» **Goal of the exercise**
Go through the listing and state how many lines hold the string "JSON". Nothing else is needed.

» **Source data**
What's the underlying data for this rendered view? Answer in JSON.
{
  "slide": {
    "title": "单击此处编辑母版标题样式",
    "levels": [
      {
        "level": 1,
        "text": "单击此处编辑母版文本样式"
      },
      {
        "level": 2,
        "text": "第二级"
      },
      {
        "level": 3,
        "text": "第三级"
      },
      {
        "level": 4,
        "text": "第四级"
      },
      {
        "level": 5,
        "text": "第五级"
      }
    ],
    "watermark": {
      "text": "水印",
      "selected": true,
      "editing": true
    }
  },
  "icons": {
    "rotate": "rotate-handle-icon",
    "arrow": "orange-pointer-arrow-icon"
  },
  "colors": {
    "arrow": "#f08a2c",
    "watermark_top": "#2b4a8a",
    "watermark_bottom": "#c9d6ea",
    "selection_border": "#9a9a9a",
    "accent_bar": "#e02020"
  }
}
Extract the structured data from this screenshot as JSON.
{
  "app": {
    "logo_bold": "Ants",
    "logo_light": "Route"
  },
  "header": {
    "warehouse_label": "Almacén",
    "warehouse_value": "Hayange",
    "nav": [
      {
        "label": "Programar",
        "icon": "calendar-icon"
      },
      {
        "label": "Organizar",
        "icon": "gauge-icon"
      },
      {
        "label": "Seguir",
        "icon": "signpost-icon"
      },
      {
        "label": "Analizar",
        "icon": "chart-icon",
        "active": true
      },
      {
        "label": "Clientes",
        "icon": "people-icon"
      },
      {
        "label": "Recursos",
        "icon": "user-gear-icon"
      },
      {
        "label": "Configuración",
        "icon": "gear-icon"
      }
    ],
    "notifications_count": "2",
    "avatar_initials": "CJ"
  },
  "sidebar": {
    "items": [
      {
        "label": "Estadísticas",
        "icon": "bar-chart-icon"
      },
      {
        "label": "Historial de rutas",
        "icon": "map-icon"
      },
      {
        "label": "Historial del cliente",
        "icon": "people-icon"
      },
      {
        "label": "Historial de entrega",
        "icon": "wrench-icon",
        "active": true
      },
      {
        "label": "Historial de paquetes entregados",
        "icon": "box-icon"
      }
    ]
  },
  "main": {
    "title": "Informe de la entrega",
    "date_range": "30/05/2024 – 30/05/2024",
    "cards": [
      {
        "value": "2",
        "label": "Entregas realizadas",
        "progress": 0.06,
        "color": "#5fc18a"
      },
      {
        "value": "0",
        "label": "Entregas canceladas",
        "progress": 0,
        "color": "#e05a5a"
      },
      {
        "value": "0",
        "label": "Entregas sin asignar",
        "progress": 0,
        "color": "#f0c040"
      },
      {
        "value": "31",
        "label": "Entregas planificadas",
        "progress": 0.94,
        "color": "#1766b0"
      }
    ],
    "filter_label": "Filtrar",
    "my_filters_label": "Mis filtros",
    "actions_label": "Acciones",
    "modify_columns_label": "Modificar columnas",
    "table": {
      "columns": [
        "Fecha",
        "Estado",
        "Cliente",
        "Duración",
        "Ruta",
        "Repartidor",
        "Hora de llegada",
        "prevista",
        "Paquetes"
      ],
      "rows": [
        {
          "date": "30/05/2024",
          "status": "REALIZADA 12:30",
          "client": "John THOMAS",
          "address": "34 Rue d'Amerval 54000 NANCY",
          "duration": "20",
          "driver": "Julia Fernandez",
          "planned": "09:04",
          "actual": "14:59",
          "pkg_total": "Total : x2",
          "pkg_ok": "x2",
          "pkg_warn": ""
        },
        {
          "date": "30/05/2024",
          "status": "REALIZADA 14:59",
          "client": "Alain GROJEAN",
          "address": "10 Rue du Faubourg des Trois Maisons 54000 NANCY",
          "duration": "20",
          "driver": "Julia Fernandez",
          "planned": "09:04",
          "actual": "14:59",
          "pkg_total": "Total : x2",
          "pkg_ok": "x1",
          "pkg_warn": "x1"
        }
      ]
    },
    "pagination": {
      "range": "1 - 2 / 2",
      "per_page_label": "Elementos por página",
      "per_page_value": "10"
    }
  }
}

» **Task solution**
2